Veterinary Services, a directorate under the Ministry of Food and Agriculture (MoFA), is on the verge of collapse, as past governments have failed to recruit professionals who were trained to contribute their expertise toward the socio-economic development of Ghana.
Currently, only 54 veterinary professionals instead of the nationwide requirement of 210 officers are providing services in all the 10 regions of Ghana, with the Central Region lagging behind with only one professional instead of the expected 16 professionals, according to an official document.
The situation makes the efforts of the directorate to live up to expectation extremely difficult, as it is unable to effectively and efficiently control illegal acts at Ghana’s borders, particularly against the importation of diseased animals into the country.
Two populous regions in the country, Greater Accra and Ashanti, have veterinary staff strengths of seven and five instead of the required 27 and 16 respectively, while Eastern Region has three professionals instead of 16, with the Northern Region having seven instead of 32 officers.
While the Western Region has three veterinary professionals in lieu of 16, the Brong-Ahafo Region tops it with six instead of 23. The Upper West and East Regions have two professionals each in lieu of 14, with the Volta Region having four in lieu of the required 15 professionally-trained staff.
The remaining 15 veterinary professionals of the directorate work with other establishments, with 11 at the directorate’s head office, two at the wildlife and one at the fish health. These need 24 professionals to be effective and efficient.

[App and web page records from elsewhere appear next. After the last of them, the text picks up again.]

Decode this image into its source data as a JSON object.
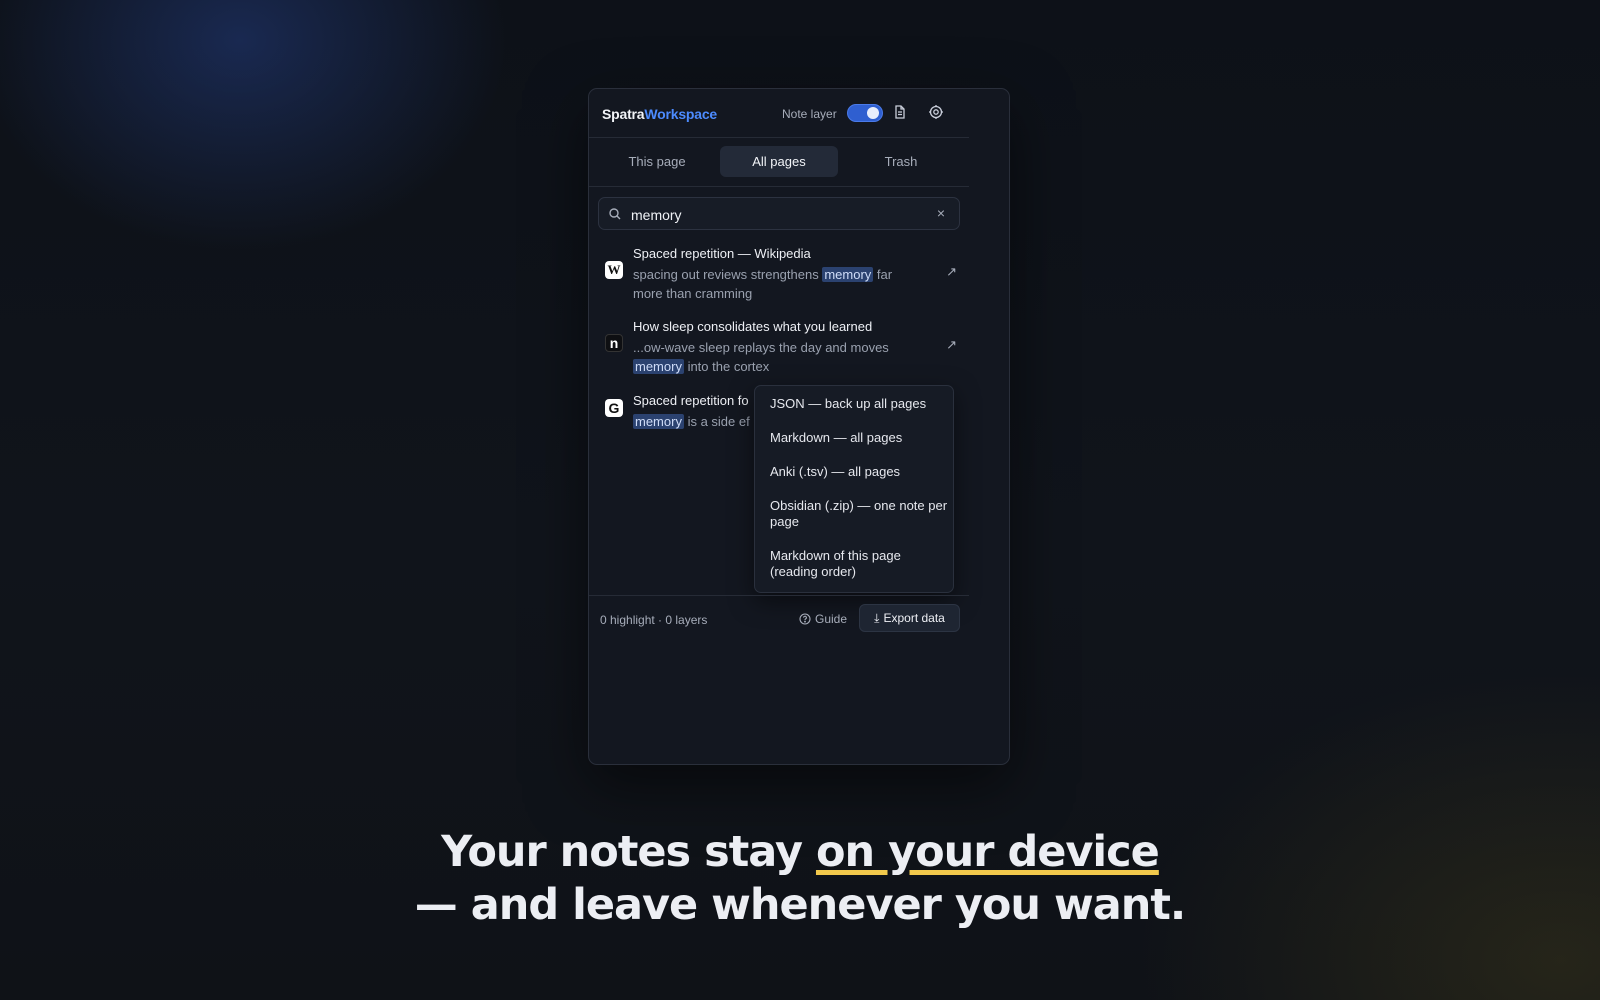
{
  "brand": {
    "name_part1": "Spatra",
    "name_part2": "Workspace"
  },
  "header": {
    "note_layer_label": "Note layer",
    "note_layer_on": true,
    "icons": [
      "document-icon",
      "settings-icon"
    ]
  },
  "tabs": [
    {
      "label": "This page",
      "active": false
    },
    {
      "label": "All pages",
      "active": true
    },
    {
      "label": "Trash",
      "active": false
    }
  ],
  "search": {
    "value": "memory",
    "clear_glyph": "×"
  },
  "results": [
    {
      "favicon": "W",
      "title": "Spaced repetition — Wikipedia",
      "snippet_before": "spacing out reviews strengthens ",
      "snippet_match": "memory",
      "snippet_after": " far more than cramming"
    },
    {
      "favicon": "n",
      "title": "How sleep consolidates what you learned",
      "snippet_before": "...ow-wave sleep replays the day and moves ",
      "snippet_match": "memory",
      "snippet_after": " into the cortex"
    },
    {
      "favicon": "G",
      "title": "Spaced repetition fo",
      "snippet_before": "",
      "snippet_match": "memory",
      "snippet_after": " is a side ef"
    }
  ],
  "export_menu": [
    "JSON — back up all pages",
    "Markdown — all pages",
    "Anki (.tsv) — all pages",
    "Obsidian (.zip) — one note per page",
    "Markdown of this page (reading order)"
  ],
  "footer": {
    "stats": "0 highlight · 0 layers",
    "guide_label": "Guide",
    "export_label": "Export data"
  },
  "headline": {
    "line1_before": "Your notes stay ",
    "line1_underlined": "on your device",
    "line2": "— and leave whenever you want."
  },
  "colors": {
    "accent": "#4c8bff",
    "underline": "#f2c94c",
    "highlight": "#2b4270"
  }
}
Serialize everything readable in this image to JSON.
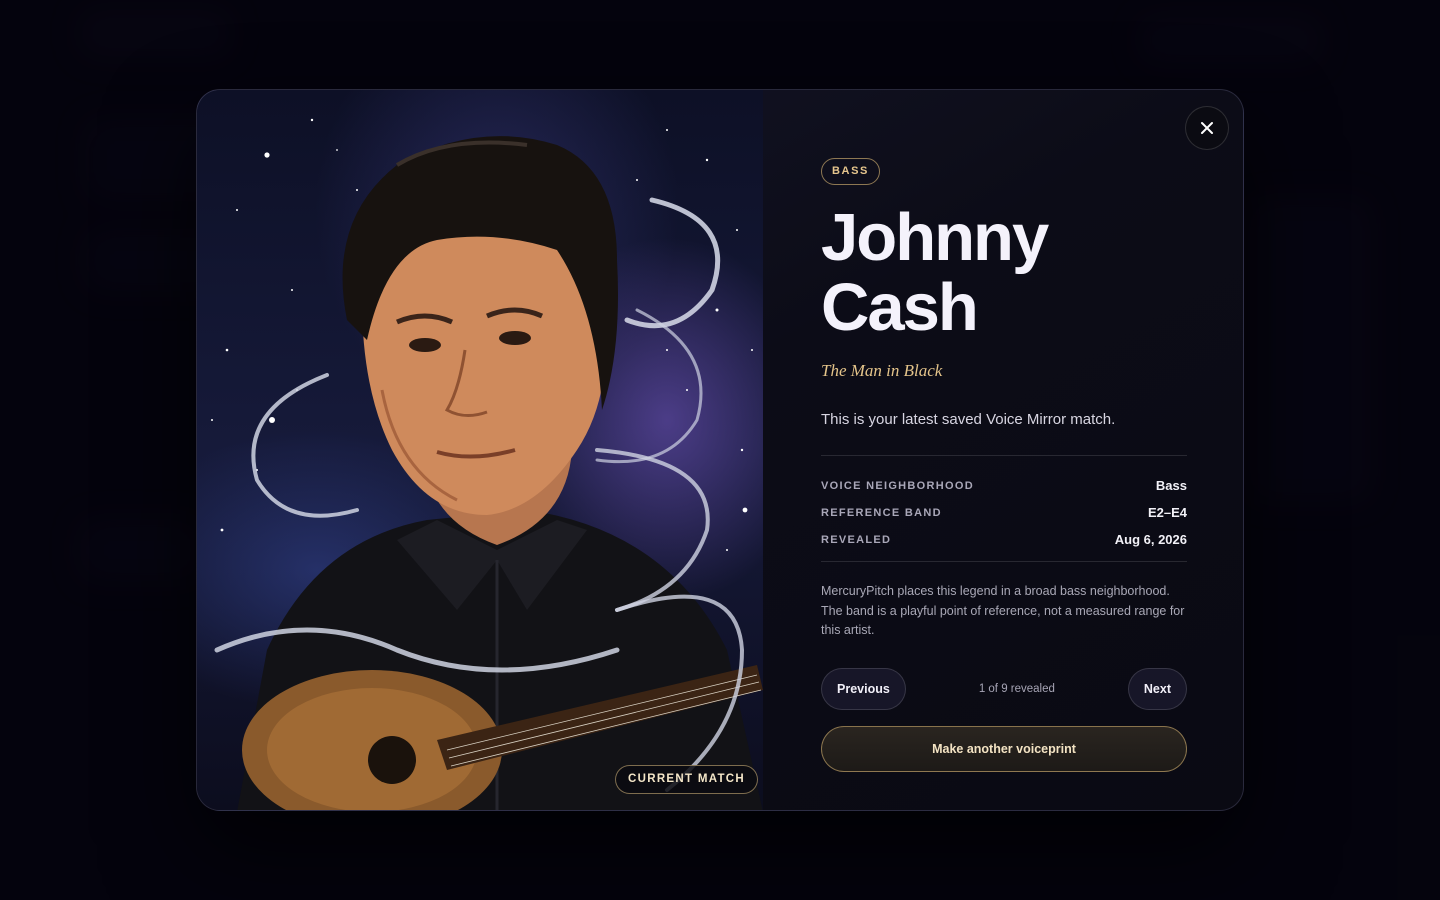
{
  "modal": {
    "badge": "CURRENT MATCH",
    "voice_tag": "BASS",
    "artist_first": "Johnny",
    "artist_last": "Cash",
    "nickname": "The Man in Black",
    "summary": "This is your latest saved Voice Mirror match.",
    "details": [
      {
        "label": "VOICE NEIGHBORHOOD",
        "value": "Bass"
      },
      {
        "label": "REFERENCE BAND",
        "value": "E2–E4"
      },
      {
        "label": "REVEALED",
        "value": "Aug 6, 2026"
      }
    ],
    "description": "MercuryPitch places this legend in a broad bass neighborhood. The band is a playful point of reference, not a measured range for this artist.",
    "previous_label": "Previous",
    "next_label": "Next",
    "counter": "1 of 9 revealed",
    "cta_label": "Make another voiceprint"
  },
  "icons": {
    "close": "close-icon",
    "artwork": "artist-portrait"
  },
  "colors": {
    "accent_gold": "#e6c58d",
    "background": "#07060f",
    "modal_bg": "#0c0c17"
  }
}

However, checks by DAILY GUIDE reveal that about 50 veterinary professionals trained at the Kwame University of Science and Technology (KNUSTI) and the University of Ghana, Legon, have been sitting at home since 2014, waiting to be employed.
It is feared that the outbreak of any of the zoonotic diseases like bird flu, rabies, anthrax and Ebola in the country will put Ghanaians at health risk, considering the poor human resource situation of the Veterinary Service Directorate under the Agric Ministry.
FROM James Quansah, Kumasi